The city also has a history of its unwillingness to cooperate with community outreach groups known for working directly with the houseless population. FNB was recently forced to relocate, the latest of numerous location stand-offs with city officials.
According to Keith McHenry, the co-founder of FNB, attempts for help went unanswered. He mentioned trying to contact Larry Imwalle during the flood, but received no response from him.
In a later interview with City on a Hill Press, Leonard admitted that the city and some community outreach groups did not work together. He emphasized the necessity of better cooperation between the two entities.
“If people could work together a little better without throwing each other under the bus all the time, I think we would get somewhere with homeless services,” said Leonard. “I think that’s going to be necessary to move forward.”
A month and a half after the flood, most of those who endured the storm are still at the Benchlands. However, Gardner, Vera, Shago, and Sam got out of the Benchlands, moving to a transitional community camp on River Street.
Gardner continues to care for his brother who moved with him, and says that the new camp is quieter with less movement, and he is enjoying the fact that he has a clean bathroom. Although he’s at a nicer place, he hasn’t stopped thinking about what more could be done for people like him.
“There’s no help for the homeless, because they’re homeless. That’s not right,” Gardner said. “There’s nothing really for the homeless unless they go to [the county office] and sign a piece of paper.
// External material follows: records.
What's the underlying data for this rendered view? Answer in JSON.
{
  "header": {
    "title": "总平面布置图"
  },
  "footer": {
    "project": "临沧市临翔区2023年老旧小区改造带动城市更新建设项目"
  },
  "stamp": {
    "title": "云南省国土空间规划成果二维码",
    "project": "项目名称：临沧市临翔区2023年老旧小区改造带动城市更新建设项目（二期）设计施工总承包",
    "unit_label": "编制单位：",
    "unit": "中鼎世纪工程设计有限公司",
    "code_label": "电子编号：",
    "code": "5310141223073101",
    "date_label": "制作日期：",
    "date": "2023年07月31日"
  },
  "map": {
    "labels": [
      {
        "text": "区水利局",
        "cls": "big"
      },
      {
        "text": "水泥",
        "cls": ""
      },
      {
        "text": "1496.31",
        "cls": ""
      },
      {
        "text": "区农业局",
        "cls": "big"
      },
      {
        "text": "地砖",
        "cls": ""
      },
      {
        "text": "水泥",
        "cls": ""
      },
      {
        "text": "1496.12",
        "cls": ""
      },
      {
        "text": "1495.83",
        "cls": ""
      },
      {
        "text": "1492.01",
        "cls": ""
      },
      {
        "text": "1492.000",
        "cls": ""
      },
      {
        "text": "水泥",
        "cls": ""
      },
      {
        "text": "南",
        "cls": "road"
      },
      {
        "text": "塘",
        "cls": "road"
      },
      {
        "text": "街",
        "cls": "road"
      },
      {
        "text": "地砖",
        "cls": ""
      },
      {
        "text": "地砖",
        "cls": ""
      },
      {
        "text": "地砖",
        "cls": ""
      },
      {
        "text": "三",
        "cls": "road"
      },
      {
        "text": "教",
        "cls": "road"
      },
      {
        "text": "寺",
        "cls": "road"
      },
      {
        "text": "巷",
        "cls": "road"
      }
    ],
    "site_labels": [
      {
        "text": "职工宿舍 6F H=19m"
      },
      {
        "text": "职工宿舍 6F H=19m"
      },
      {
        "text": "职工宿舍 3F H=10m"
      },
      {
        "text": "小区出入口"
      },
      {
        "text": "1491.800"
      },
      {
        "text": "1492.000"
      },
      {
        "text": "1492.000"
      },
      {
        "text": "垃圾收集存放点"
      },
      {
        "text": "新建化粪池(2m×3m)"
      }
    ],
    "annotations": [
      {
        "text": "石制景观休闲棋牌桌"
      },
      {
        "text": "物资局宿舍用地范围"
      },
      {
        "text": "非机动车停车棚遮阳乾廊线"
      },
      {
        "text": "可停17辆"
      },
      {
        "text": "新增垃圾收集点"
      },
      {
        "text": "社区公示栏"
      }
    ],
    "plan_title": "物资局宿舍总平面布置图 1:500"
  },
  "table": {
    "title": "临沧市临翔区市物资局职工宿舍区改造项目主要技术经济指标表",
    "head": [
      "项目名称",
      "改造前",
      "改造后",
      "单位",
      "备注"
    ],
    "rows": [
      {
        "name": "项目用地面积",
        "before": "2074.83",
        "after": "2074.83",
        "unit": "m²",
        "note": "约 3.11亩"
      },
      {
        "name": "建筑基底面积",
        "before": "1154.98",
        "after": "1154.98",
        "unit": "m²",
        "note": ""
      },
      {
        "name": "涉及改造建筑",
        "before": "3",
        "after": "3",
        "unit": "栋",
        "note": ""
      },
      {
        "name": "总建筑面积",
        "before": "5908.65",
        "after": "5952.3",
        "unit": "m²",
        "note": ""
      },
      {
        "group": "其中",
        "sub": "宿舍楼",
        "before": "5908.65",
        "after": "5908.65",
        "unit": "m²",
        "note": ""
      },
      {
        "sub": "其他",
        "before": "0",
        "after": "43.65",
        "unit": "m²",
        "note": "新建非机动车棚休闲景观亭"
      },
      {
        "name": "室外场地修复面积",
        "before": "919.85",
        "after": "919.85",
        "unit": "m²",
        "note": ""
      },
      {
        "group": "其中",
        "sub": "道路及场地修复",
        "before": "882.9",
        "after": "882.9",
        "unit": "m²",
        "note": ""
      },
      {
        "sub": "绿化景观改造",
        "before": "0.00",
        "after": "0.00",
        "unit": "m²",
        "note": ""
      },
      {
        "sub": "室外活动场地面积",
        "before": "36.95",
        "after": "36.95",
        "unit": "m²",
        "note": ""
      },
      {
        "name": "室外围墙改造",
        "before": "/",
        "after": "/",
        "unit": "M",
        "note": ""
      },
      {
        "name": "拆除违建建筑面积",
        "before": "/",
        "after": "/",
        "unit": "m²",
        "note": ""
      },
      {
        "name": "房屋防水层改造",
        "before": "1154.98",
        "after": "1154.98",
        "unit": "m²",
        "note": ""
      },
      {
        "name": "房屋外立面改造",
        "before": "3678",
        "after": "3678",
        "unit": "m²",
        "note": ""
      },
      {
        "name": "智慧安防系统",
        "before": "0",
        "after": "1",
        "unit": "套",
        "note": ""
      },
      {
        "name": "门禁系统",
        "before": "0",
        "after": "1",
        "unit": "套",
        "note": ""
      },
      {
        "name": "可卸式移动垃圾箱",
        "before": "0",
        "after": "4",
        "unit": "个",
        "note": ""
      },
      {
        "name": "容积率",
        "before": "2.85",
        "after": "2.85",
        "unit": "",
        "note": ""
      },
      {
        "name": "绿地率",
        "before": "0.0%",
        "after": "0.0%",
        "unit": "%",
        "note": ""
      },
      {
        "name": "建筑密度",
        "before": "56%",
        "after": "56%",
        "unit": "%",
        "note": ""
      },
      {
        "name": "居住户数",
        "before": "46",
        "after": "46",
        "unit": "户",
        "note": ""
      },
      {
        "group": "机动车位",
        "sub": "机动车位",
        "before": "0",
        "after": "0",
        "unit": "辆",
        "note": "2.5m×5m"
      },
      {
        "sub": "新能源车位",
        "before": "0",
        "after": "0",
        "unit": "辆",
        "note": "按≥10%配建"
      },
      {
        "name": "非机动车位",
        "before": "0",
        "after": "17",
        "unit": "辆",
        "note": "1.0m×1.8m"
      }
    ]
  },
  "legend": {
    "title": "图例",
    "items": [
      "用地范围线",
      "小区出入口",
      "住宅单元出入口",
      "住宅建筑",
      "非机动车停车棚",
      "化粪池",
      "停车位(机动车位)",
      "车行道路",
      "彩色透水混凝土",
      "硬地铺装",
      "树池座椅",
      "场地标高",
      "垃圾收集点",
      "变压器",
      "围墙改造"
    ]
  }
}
But until they do that, there’s nothing people can do for them because they don’t know if they’re here or not.”
** Sam M. only provided his last initial to City on a Hill Press.
City on a Hill Press issued a correction to this article on Jan. 27 to clarify a sourcing timeline.